  1. The city receives a 311 report on trash or illegal dumping, which includes a location.
  2. The city sends out a Housing inspector, who then combs through the trash (???) to see if there’s anything that can identify the person who left it.
  3. If the inspector can’t find anything, the city closes the 311 ticket. (!!!)
  4. Later, a separate work order is filed within DPW to go out and clean up the trash site.
  5. The city sends out a vehicle and a team to pick up the trash.
  6. The city presumably picks up the trash – presumably, because there’s no tracking of the routes, the stops, or the times at which pickups are done. 

…based on this description, here’s the data that CleanStat is working with:

  1. The original 311 report
  2. The response to the 311 report from the housing inspector
  3. The work order for DPW

That’s it. That’s all the digital data the city generates related to trash cleanup and removal, and they’ve now been told that it’s a Mayoral priority to solve the problem. To my fellow analytics professionals who have read this and are hyperventilating into a paper bag, I sincerely apologize; to any of you snickering in the peanut gallery, I’d remind you that this is a real problem that has a deleterious effect on the quality of life of thousands of Baltimore citizens. To make matters worse, my sense from the presentation was that this is not a unique situation – city agencies exist in a patchwork of technology and data governance, so that no agency is in exactly the same place or even collecting the same data fields (different conventions for collecting names were mentioned). 
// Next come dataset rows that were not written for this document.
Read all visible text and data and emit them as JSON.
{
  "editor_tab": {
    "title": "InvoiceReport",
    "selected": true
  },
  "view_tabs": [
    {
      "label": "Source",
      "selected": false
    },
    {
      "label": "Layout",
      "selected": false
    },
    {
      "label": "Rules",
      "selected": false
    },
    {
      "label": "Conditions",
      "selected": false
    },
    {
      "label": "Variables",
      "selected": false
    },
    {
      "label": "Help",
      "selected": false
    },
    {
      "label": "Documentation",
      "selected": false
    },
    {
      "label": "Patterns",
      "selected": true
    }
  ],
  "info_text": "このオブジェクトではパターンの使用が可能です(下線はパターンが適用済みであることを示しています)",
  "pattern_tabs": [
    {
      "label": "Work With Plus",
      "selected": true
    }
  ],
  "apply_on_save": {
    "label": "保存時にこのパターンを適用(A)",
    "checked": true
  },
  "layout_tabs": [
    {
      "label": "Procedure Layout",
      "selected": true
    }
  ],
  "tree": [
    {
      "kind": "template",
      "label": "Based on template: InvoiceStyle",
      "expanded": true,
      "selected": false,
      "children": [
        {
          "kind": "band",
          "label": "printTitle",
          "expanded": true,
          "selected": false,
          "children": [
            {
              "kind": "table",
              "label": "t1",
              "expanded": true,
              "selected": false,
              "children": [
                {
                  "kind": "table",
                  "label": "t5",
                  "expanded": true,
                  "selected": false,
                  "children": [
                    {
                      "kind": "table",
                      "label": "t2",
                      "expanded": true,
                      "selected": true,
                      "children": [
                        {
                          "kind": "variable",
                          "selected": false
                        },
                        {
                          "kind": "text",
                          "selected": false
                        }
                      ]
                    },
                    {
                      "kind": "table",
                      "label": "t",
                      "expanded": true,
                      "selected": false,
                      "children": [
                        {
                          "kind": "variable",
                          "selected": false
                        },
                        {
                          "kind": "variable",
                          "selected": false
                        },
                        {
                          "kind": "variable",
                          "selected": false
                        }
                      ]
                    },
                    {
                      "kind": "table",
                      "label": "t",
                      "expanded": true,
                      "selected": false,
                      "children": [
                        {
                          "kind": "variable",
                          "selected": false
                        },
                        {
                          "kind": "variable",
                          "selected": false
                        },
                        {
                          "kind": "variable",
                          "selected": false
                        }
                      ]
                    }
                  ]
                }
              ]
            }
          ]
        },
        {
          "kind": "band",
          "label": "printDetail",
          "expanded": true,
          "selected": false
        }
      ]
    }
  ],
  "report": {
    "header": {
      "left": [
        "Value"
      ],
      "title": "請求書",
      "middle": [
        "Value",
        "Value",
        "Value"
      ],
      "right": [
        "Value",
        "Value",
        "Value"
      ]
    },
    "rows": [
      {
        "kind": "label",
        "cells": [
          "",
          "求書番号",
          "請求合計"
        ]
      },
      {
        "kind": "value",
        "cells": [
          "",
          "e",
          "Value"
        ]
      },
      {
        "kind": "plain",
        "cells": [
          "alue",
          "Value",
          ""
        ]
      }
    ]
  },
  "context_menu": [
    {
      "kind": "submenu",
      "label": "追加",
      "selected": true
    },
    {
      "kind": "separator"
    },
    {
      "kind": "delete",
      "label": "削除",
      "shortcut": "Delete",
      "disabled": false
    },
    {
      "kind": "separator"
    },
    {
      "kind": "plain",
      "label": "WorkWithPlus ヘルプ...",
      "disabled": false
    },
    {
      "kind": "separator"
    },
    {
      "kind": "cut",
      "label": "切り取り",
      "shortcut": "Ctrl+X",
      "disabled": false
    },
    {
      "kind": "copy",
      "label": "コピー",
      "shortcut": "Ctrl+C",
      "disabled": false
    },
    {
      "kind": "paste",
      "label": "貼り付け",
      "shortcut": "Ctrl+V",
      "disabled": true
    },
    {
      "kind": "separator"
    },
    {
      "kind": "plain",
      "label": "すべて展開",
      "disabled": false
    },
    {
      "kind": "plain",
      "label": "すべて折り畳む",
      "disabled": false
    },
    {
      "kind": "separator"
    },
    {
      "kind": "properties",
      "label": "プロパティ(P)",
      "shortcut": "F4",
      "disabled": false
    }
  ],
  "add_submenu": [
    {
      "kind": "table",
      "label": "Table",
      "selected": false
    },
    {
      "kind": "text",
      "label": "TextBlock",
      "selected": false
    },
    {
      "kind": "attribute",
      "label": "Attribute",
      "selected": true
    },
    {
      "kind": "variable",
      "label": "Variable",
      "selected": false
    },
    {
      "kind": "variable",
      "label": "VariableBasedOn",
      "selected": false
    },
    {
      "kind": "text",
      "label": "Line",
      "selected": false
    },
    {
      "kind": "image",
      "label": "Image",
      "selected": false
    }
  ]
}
What it all comes down to is the simple truth that data science and analytics will never, ever be effective in a vacuum. I have no doubt that Cleanstat could effectively tackle the problem of trash in Baltimore if they had better data available and were able to bring about process improvements. Justin highlighted some of the changes that would make their work more effective – things as simple as tracking travel time and stops for trash pick-up runs to help optimize clean-up efforts, or changing the way the 311 tickets are tracked, would dramatically improve the Cleanstat program and allow the city’s data professionals to deliver more actionable insights. 
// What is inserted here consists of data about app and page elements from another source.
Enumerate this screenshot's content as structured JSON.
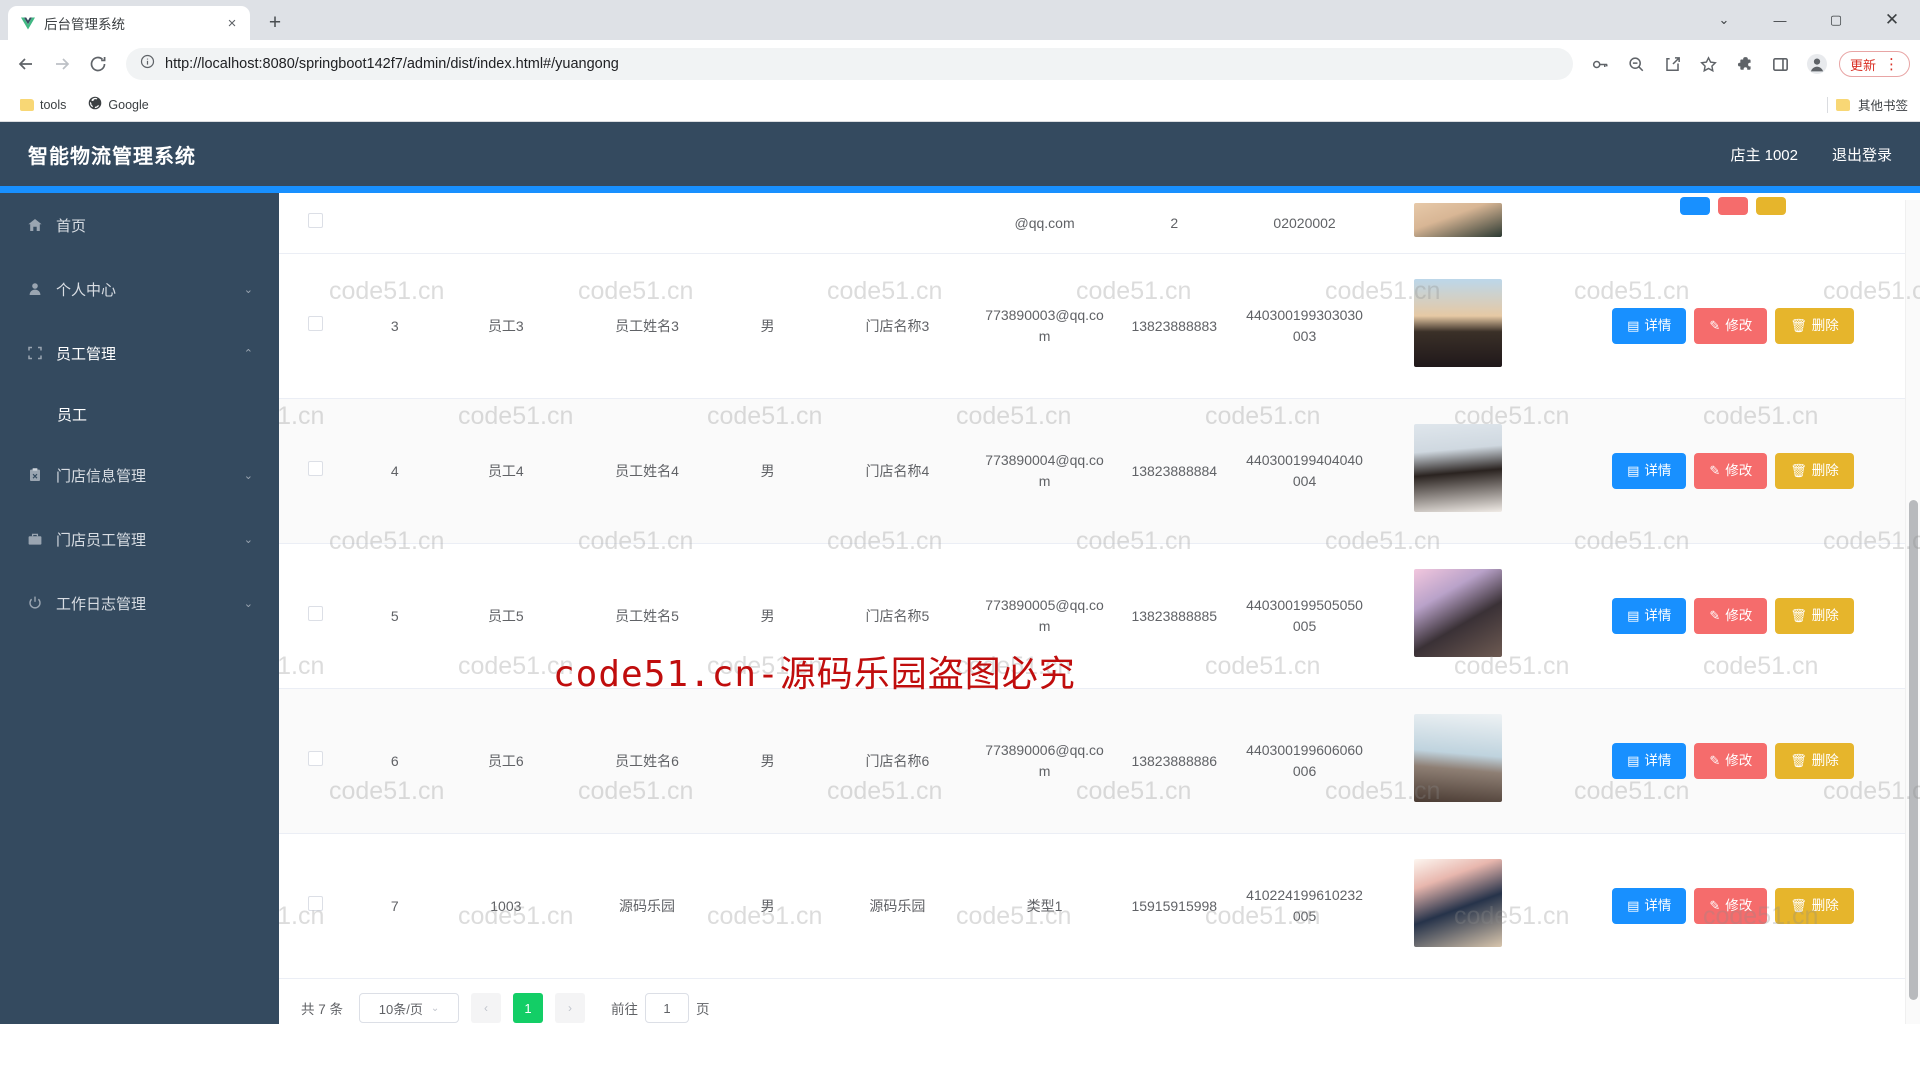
{
  "browser": {
    "tab": {
      "title": "后台管理系统",
      "favicon": "vue-logo-icon",
      "close": "×"
    },
    "new_tab": "+",
    "window_controls": {
      "minimize": "—",
      "maximize": "▢",
      "close": "✕",
      "chevron": "⌄"
    },
    "nav": {
      "back": "←",
      "forward": "→",
      "reload": "⟳"
    },
    "omnibox": {
      "info_icon": "ⓘ",
      "url": "http://localhost:8080/springboot142f7/admin/dist/index.html#/yuangong"
    },
    "toolbar_icons": [
      "key-icon",
      "zoom-out-icon",
      "share-icon",
      "star-icon",
      "extensions-icon",
      "side-panel-icon",
      "profile-icon"
    ],
    "update_pill": {
      "label": "更新",
      "menu": "⋮",
      "color": "#d93025"
    },
    "bookmarks": [
      {
        "label": "tools",
        "icon": "folder-icon"
      },
      {
        "label": "Google",
        "icon": "globe-icon"
      }
    ],
    "bookmarks_right": "其他书签"
  },
  "app": {
    "title": "智能物流管理系统",
    "user": "店主 1002",
    "logout": "退出登录",
    "accent": "#1890ff",
    "header_bg": "#344a5f"
  },
  "sidebar": {
    "items": [
      {
        "label": "首页",
        "icon": "home-icon",
        "arrow": "",
        "active": false
      },
      {
        "label": "个人中心",
        "icon": "user-icon",
        "arrow": "⌄",
        "active": false
      },
      {
        "label": "员工管理",
        "icon": "frame-icon",
        "arrow": "⌃",
        "active": true
      },
      {
        "label": "门店信息管理",
        "icon": "clipboard-icon",
        "arrow": "⌄",
        "active": false
      },
      {
        "label": "门店员工管理",
        "icon": "briefcase-icon",
        "arrow": "⌄",
        "active": false
      },
      {
        "label": "工作日志管理",
        "icon": "power-icon",
        "arrow": "⌄",
        "active": false
      }
    ],
    "sub_item": {
      "label": "员工",
      "parent": "员工管理"
    }
  },
  "table": {
    "rows": [
      {
        "id": "",
        "gonghao": "",
        "xingming": "",
        "xingbie": "",
        "mendian": "",
        "email": "@qq.com",
        "phone": "2",
        "idcard": "02020002",
        "avatar": "avatar-photo",
        "partial": true
      },
      {
        "id": "3",
        "gonghao": "员工3",
        "xingming": "员工姓名3",
        "xingbie": "男",
        "mendian": "门店名称3",
        "email": "773890003@qq.com",
        "phone": "13823888883",
        "idcard": "440300199303030003",
        "avatar": "avatar-photo",
        "partial": false
      },
      {
        "id": "4",
        "gonghao": "员工4",
        "xingming": "员工姓名4",
        "xingbie": "男",
        "mendian": "门店名称4",
        "email": "773890004@qq.com",
        "phone": "13823888884",
        "idcard": "440300199404040004",
        "avatar": "avatar-photo",
        "partial": false
      },
      {
        "id": "5",
        "gonghao": "员工5",
        "xingming": "员工姓名5",
        "xingbie": "男",
        "mendian": "门店名称5",
        "email": "773890005@qq.com",
        "phone": "13823888885",
        "idcard": "440300199505050005",
        "avatar": "avatar-photo",
        "partial": false
      },
      {
        "id": "6",
        "gonghao": "员工6",
        "xingming": "员工姓名6",
        "xingbie": "男",
        "mendian": "门店名称6",
        "email": "773890006@qq.com",
        "phone": "13823888886",
        "idcard": "440300199606060006",
        "avatar": "avatar-photo",
        "partial": false
      },
      {
        "id": "7",
        "gonghao": "1003",
        "xingming": "源码乐园",
        "xingbie": "男",
        "mendian": "源码乐园",
        "email": "类型1",
        "phone": "15915915998",
        "idcard": "410224199610232005",
        "avatar": "avatar-photo",
        "partial": false
      }
    ],
    "actions": {
      "detail": {
        "label": "详情",
        "icon": "document-icon",
        "color": "#1890ff"
      },
      "edit": {
        "label": "修改",
        "icon": "pencil-icon",
        "color": "#f56c6c"
      },
      "delete": {
        "label": "删除",
        "icon": "trash-icon",
        "color": "#e6b52c"
      }
    }
  },
  "pagination": {
    "total_label": "共 7 条",
    "page_size": "10条/页",
    "page_size_chevron": "⌄",
    "prev": "‹",
    "next": "›",
    "current_page": "1",
    "jump_prefix": "前往",
    "jump_value": "1",
    "jump_suffix": "页",
    "active_color": "#13ce66"
  },
  "watermark": {
    "tile_text": "code51.cn",
    "red_text": "code51.cn-源码乐园盗图必究",
    "red_color": "#c00d0d"
  }
}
But those are changes that require buy-in, dedicated staff time, capacity, and (ultimately) money, all resources that Baltimore has in short supply. City agencies are groaning under the weight of decades of neglect and unceasing clamor for more support – in a city where fully a fifth of citizens are in poverty and per-capita income is just $28,488, there is no shortage of need. Children learn in schools that lack heating and air conditioning. City infrastructure (primarily water) suffers frequent outages due to years of decay and neglect. Our potholes are things of legend, and our police force relies on software that was discontinued years ago. In this environment, how do you make the case for retooling data entry practices? How do you advocate for the changes that will allow us to make better decisions?
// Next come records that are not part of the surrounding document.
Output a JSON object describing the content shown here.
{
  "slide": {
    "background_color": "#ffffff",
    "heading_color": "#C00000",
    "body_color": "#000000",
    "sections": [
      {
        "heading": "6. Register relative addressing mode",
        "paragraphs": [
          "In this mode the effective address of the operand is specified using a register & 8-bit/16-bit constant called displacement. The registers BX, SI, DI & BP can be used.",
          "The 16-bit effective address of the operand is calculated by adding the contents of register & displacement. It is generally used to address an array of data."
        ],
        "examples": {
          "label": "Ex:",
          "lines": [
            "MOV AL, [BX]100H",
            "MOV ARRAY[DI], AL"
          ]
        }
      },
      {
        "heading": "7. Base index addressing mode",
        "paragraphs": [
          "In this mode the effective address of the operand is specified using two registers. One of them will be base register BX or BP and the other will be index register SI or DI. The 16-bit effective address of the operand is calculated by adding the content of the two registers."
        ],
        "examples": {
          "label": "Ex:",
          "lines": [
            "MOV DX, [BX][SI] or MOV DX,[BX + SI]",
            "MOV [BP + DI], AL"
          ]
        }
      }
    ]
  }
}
By the end of the presentation, I was convinced of a simple fact: data alone will not save Baltimore. Although groups such as Bloomberg may want to pour resources into our city to fund data-driven initiatives, the problems we face are not ones that can be solved by the clever application of an existing dataset to a long-standing problem (not least because the datasets in question haven’t yet been created). What we need more than analytics, more than the best in predictive modelling or automation, is investment in the transformation and modernization of city agencies. An analytics team, left to stand alone in our sea of troubles, won’t be able to stem the tide; paired with partners engaging in stakeholder and change management in city agencies, we could begin to make real headway in solving our challenges. 

Until such investment appears (and hopefully, with an election coming, there will be a great deal of discussion and proposals offered to this effect), I will continue to applaud and exhort the efforts of Justin Elzsaz, his co-presenter Babila Lima (who is addressing the transformation challenge at DGS), and all of the Innovation team staff tackling problems with the data they’ve got –  also, next time you’re drinking up at Brewer’s Art, hit me up. You deserve a beer.